The Risks of Playing the Lottery

The lottery is a popular form of gambling that involves paying a small amount of money for the chance to win a big prize. The prizes vary, but are usually cash or goods. In the United States, state governments operate lotteries and keep all profits. The odds of winning are very low, but some people have won huge sums of money. The lottery is a great source of revenue for states, but it is also a major cause of debt and bankruptcy. People should consider the risks before they play.

The history of the lottery can be traced back to ancient times, when people used to draw lots to determine property and other rights. The practice is mentioned in the Old Testament and in the Roman Code of Law, and it became common in Europe during the fifteenth and sixteenth centuries. The first lottery in the United States was established in 1612 to raise funds for Jamestown, Virginia. It was followed by lotteries to finance towns, wars, colleges, and public-works projects.

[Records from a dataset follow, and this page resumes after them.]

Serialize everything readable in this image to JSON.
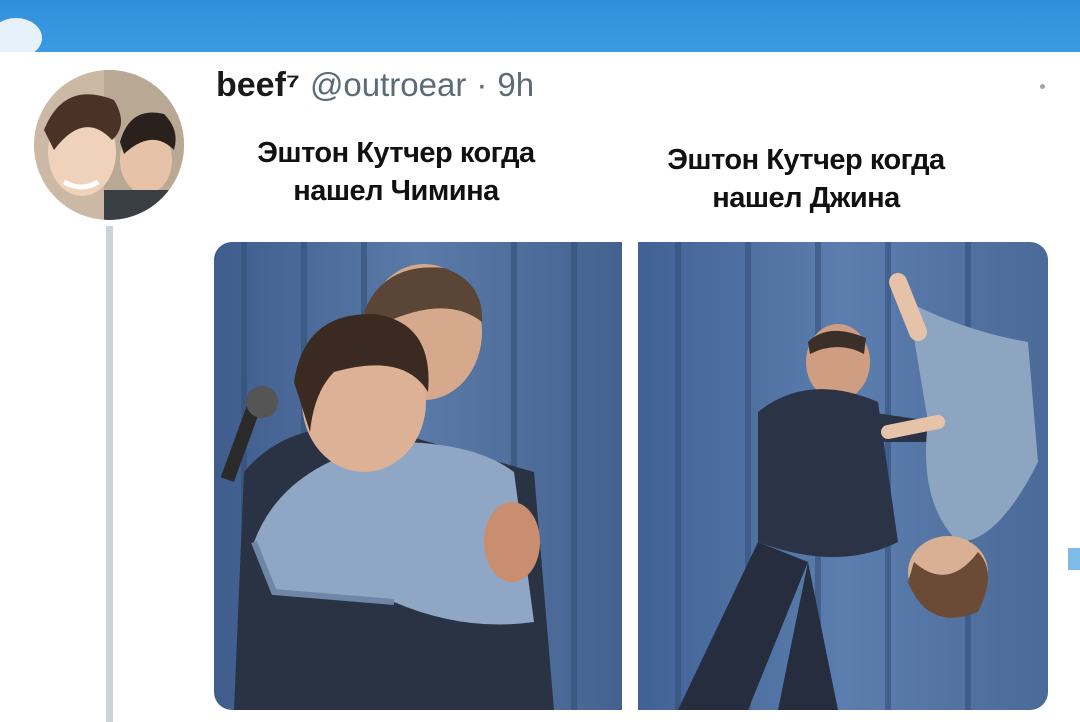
{
  "tweet": {
    "display_name": "beef⁷",
    "handle": "@outroear",
    "separator": "·",
    "time": "9h",
    "captions": [
      {
        "line1": "Эштон Кутчер когда",
        "line2": "нашел Чимина"
      },
      {
        "line1": "Эштон Кутчер когда",
        "line2": "нашел Джина"
      }
    ],
    "more_icon": "more-options-icon"
  },
  "colors": {
    "top_bar": "#3b9be2",
    "thread_line": "#c9d3dc",
    "curtain": "#4a6a99"
  }
}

While there are many different types of lotteries, they all have a few things in common. First, there must be some way of recording the identities of the bettors and the amounts staked by each. This can be done in a variety of ways, including by asking each bettor to write his name on a ticket that is deposited with the lottery organization for later shuffling and possible selection in a drawing. It is also common to use computers to record bettors’ choices and produce random numbers for the drawing.

There are also a number of rules governing the frequency and size of the prizes. These rules must be balanced against the cost of organizing and promoting the lottery. A percentage of the pool normally goes to administrative costs and profit, while the remainder is available for the winners. A decision must be made whether to offer a few large prizes or a large number of smaller ones. The latter tends to attract more players, but the overall cost of running a lottery is higher.

Lottery is a popular activity for Americans, who spend more than $100 billion on tickets each year. The benefits of lottery playing are often overstated, and the potential for large tax liabilities should be taken into account. Nevertheless, the entertainment value and other non-monetary benefits of lottery participation may outweigh the disutility of losing money.

For some individuals, the purchase of a lottery ticket is a reasonable investment in a desirable future. However, for most people the money they spend on tickets could be better spent on emergency savings or eliminating credit card debt. Even if you do happen to win the lottery, remember that your chances of success are very low and that it is not worth the risk of going broke for the sake of a few dollars.